This is the first release from Atlus that I've played, and I had been warned that all their games carry the implicit agreement that they're going to be harder than cutting through a bank vault with a plastic fork. I've had to attempt many of the missions a couple of times or more, but so far they haven't generally been too backbreaking once I knew vaguely what I was doing and any special events to watch out for - with a couple of exceptions that I'll get to later. According to the game, though, I'm not getting through them particularly well - it gives you the normal Japanese rating scale from C to S at the end of each operation, and I've pretty much always been in the C category, apart from an S on the bomb mission where I just memorized everything to laser after messing up the very last part once and having it blow up in my face (I was on a bus. That's a whole new level of difficulty.) and a couple of inexplicable A-grades after that.

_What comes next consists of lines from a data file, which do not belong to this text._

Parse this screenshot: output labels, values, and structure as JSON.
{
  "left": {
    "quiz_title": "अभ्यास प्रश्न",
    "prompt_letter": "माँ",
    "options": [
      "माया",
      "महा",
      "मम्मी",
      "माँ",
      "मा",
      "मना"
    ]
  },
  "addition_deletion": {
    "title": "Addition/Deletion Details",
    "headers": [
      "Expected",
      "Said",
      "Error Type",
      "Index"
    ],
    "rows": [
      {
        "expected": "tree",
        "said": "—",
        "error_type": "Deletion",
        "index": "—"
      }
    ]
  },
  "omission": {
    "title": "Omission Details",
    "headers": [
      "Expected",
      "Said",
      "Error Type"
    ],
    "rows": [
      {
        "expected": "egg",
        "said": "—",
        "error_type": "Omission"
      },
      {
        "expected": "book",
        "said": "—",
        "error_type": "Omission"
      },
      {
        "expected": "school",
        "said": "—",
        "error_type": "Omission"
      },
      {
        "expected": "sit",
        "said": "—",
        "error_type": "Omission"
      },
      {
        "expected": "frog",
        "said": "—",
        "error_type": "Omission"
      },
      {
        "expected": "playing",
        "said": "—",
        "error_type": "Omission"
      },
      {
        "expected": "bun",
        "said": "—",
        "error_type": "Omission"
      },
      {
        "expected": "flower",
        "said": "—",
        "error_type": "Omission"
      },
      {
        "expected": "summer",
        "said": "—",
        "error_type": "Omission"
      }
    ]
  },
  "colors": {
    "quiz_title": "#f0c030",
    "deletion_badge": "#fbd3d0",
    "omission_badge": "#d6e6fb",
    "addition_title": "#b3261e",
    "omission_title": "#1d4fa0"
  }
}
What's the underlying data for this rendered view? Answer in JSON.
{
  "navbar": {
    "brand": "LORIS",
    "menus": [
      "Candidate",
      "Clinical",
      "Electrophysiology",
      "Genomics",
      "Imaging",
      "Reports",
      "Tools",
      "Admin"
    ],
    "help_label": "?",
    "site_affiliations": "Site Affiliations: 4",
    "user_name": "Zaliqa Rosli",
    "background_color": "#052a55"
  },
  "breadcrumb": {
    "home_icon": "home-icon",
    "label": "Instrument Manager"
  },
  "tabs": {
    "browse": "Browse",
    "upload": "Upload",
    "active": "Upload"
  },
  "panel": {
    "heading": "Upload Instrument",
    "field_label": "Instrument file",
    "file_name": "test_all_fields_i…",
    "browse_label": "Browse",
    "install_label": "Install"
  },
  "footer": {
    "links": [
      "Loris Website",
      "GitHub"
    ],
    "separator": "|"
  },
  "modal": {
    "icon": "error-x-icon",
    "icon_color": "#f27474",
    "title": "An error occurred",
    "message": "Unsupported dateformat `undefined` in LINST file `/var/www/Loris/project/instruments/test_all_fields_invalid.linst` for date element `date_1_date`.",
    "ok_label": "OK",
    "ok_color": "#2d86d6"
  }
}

I know that they must be related to the various "Good" and "Bad" labels that keep popping up after you do anything, but my efficiency never seems to have much bearing on either those or the rank. In fact, I always have an inordinate amount of trouble using the bandage at the end of operations - sometimes apparently identical actions will suddenly work after the game's counted my effort as a Miss a couple of times. I failed an operation because of this once - I feel the time limit should probably be relaxed if the cost of failure at that point is just the patient going about with a bit of a scar for a while.
As you might reasonably expect, the operations against the Kyriaki, which are shark-like parasites that cut your lungs apart from the inside, are the ones that I have the most trouble with. Realizing that I only had to touch the small ones with the laser twice instead of keeping it on and burning through most of the organ that they were hiding in helped, but they still cause a lot of damage that you have to chase around and repair very quickly - especially the star-shaped cut that the large ones make when they emerge. Part of why I'm not particularly bothered by the game's content now, though, is that it makes you think of everything as a puzzle to be solved. The most blatantly puzzle game-like disease so far has been Triti, which could have been out of Wondermaths and takes the form of a tesselating mass of triangles that regrows if you don't pull the spikes at the corners out in the right order, like a really malicious Conway's Life. I had a lot of trouble with this one and just got it by sheer idiotic perseverance when I first encountered it, forcing it into a corner where it didn't regrow. I've now been provided with a description of it from
Come to think of it, I haven't been using the Healing Touch much - it's a special ability that you get which slows down the passage of time for a while, and even though it's meant to be most of the point of the plot of the game I completely forgot about it after it stopped actually prompting me to use it. Trying that might make things a little easier.
Update: PARASKEVI YOU FIBROUS BASTARD